Ground-based images of SN1987A were only able to show a tiny unresolved blob of gas, so it was with anticipation that astronomers awaited the results from the Hubble Space Telescope, launched in April 1990. The first images of SN 1987A taken with the ESA Faint Object Camera on HST on August 23-24, 1990, resolved the inner circumstellar ring of the supernova. Nino Panagia of the Space Telescope Science Institute compared the ring's angular size to the time delay between the supernova flash and the ring's strongest emission. In this way he was able to make a direct geometric measurement of the distance to the supernova (and thus the LMC). The distance found this way is 166,000 ly with an uncertainty of 6 % (Kirshner, 1997). This independent distance determination to the LMC provided an exciting new check on determining cosmological distances.
Since 1990 Hubble has kept an attentive eye on the supernova remnant by taking photographic and spectrographic information every year.

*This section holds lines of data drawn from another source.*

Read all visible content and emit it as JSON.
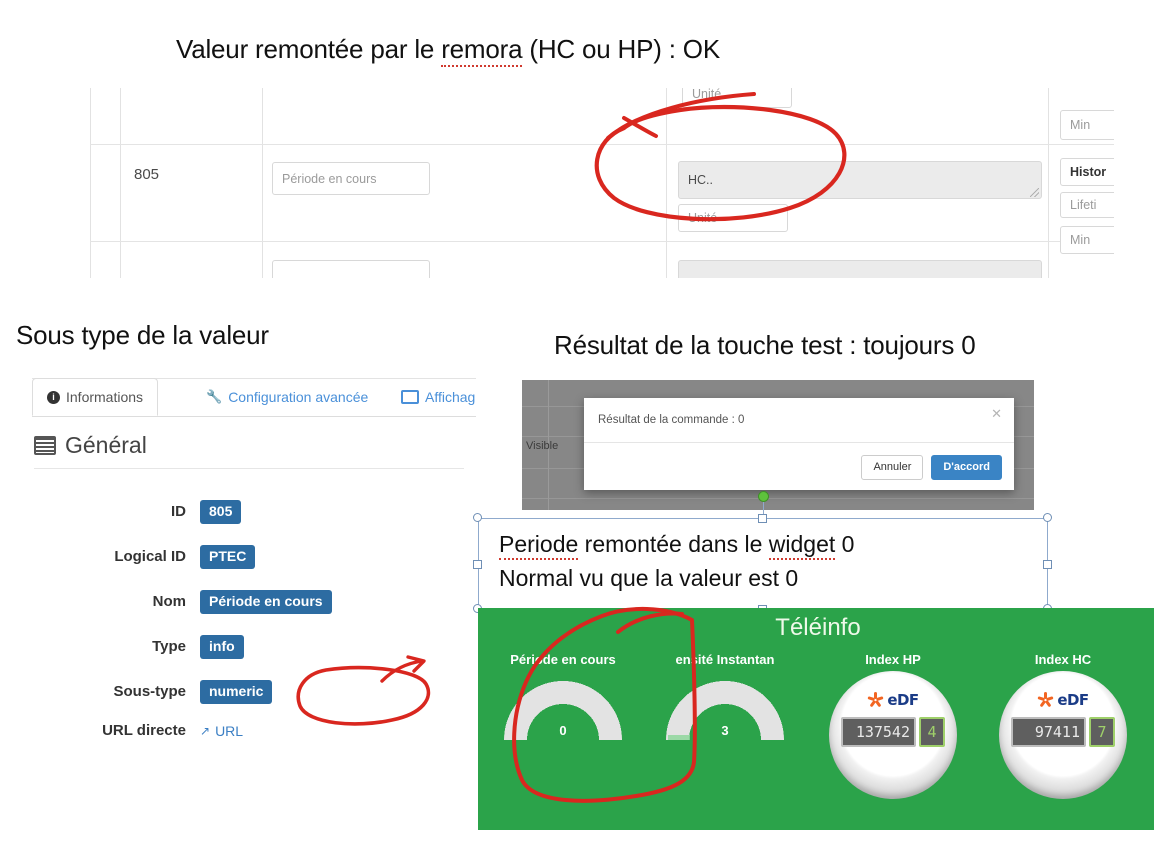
{
  "slide": {
    "headings": {
      "top": {
        "before": "Valeur remontée par le ",
        "spell": "remora",
        "after": " (HC ou HP) : OK"
      },
      "subtype": "Sous type de la valeur",
      "result": "Résultat de la touche test : toujours 0"
    }
  },
  "top_screenshot": {
    "row_partial_top": {
      "unit_placeholder": "Unité"
    },
    "row": {
      "id": "805",
      "name_value": "Période en cours",
      "value_textarea": "HC..",
      "unit_placeholder": "Unité"
    },
    "right_buttons": {
      "min_above": "Min",
      "historique": "Histor",
      "lifetime": "Lifeti",
      "min": "Min"
    }
  },
  "info_panel": {
    "tabs": [
      {
        "label": "Informations",
        "icon": "info-circle-icon",
        "active": true
      },
      {
        "label": "Configuration avancée",
        "icon": "wrench-icon",
        "active": false
      },
      {
        "label": "Affichag",
        "icon": "monitor-icon",
        "active": false
      }
    ],
    "section_title": "Général",
    "section_icon": "list-icon",
    "fields": [
      {
        "label": "ID",
        "value": "805"
      },
      {
        "label": "Logical ID",
        "value": "PTEC"
      },
      {
        "label": "Nom",
        "value": "Période en cours"
      },
      {
        "label": "Type",
        "value": "info"
      },
      {
        "label": "Sous-type",
        "value": "numeric"
      }
    ],
    "url_row": {
      "label": "URL directe",
      "link_text": "URL",
      "icon": "external-link-icon"
    }
  },
  "modal_screenshot": {
    "background_label": "Visible",
    "title": "Résultat de la commande : 0",
    "close_icon": "close-icon",
    "cancel_label": "Annuler",
    "confirm_label": "D'accord"
  },
  "textbox": {
    "line1": {
      "spell1": "Periode",
      "mid": " remontée dans le ",
      "spell2": "widget",
      "after": " 0"
    },
    "line2": "Normal vu que la valeur est 0"
  },
  "teleinfo": {
    "title": "Téléinfo",
    "background_color": "#2ba34a",
    "columns": [
      {
        "label": "Période en cours",
        "kind": "gauge",
        "value": "0"
      },
      {
        "label": "ensité Instantan",
        "kind": "gauge",
        "value": "3"
      },
      {
        "label": "Index HP",
        "kind": "meter",
        "brand": "eDF",
        "digits": "137542",
        "last_digit": "4"
      },
      {
        "label": "Index HC",
        "kind": "meter",
        "brand": "eDF",
        "digits": "97411",
        "last_digit": "7"
      }
    ]
  },
  "annotations": {
    "ink_color": "#d9271f",
    "marks": [
      "ellipse-around-hc-value",
      "arrow-to-hc-value",
      "ellipse-around-numeric-badge",
      "arrow-to-numeric-badge",
      "lasso-around-periode-en-cours-gauge"
    ]
  }
}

A discovery in 1994 revealed that the supernova had not one but three large rings of circumstellar gas around the star. The origin of these rings is still a mystery. One explanation for the rings of gas is that puffs of gas were ejected during the red giant phase of the star forming the large outer rings and then about 10,000 years later the mass that forms the inner ring was ejected. The rings are now glowing because of an immense ultraviolet flash that occurred in the supernova explosion. Another theory describes that the inner ring was formed late in the progenitor's life through a merger with a binary companion. If you are interested in this theory, visit the Space Telescope Science Institute web page entitled, "Formation and Destruction of the Ring around Supernova 1987A".  (You will need acrobat reader to view this page.)
Collisions to come

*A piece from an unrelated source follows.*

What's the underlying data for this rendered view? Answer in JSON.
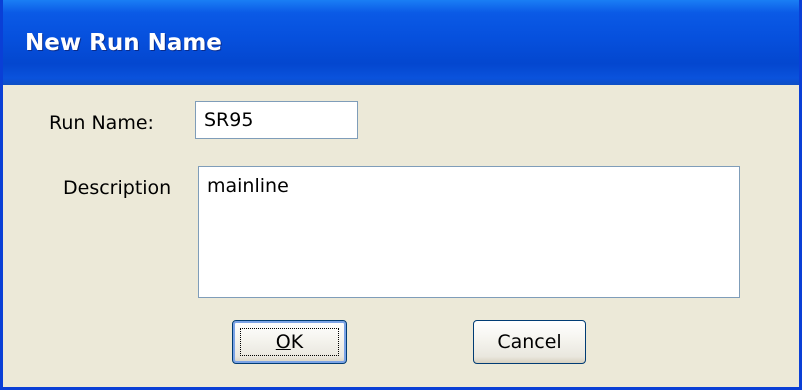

Right now, the high-velocity material emerging from the supernova explosion is overtaking the slower-moving surrounding rings. Recent Hubble images provide a close picture of this phenomenon. In less than a decade, the full force of the supernova's fast material will hit the inner ring, heating and exciting the gas, which will produce some new cosmic fireworks. The main effect will be that the remnant will become very bright in radio wavelengths. We should enjoy the show right now because by the next century, the material in the rings will disappear and merge into the general interstellar medium of the LMC.
|Shocked: The left-hand picture shows the glowing ring, initially excited by light from the explosion, along with the shocked hotspots where the ejecta is now hitting the ring. The right-hand picture has been further computer enhanced to emphasize the hotspots. The brightest spot at the right was first observed in 1997, while the four spots on the left half of the ring are newly discovered in this Feb.2, 2000 image by HST. Image Credit: P. Challis and R. Kirshner (CfA ), P. Garnavich (Univ. Notre Dame), SINS  Collaboration, NASA |
This month's Variable Star of the Month was prepared by Kate Davis, AAVSO Technical Assistant, Web.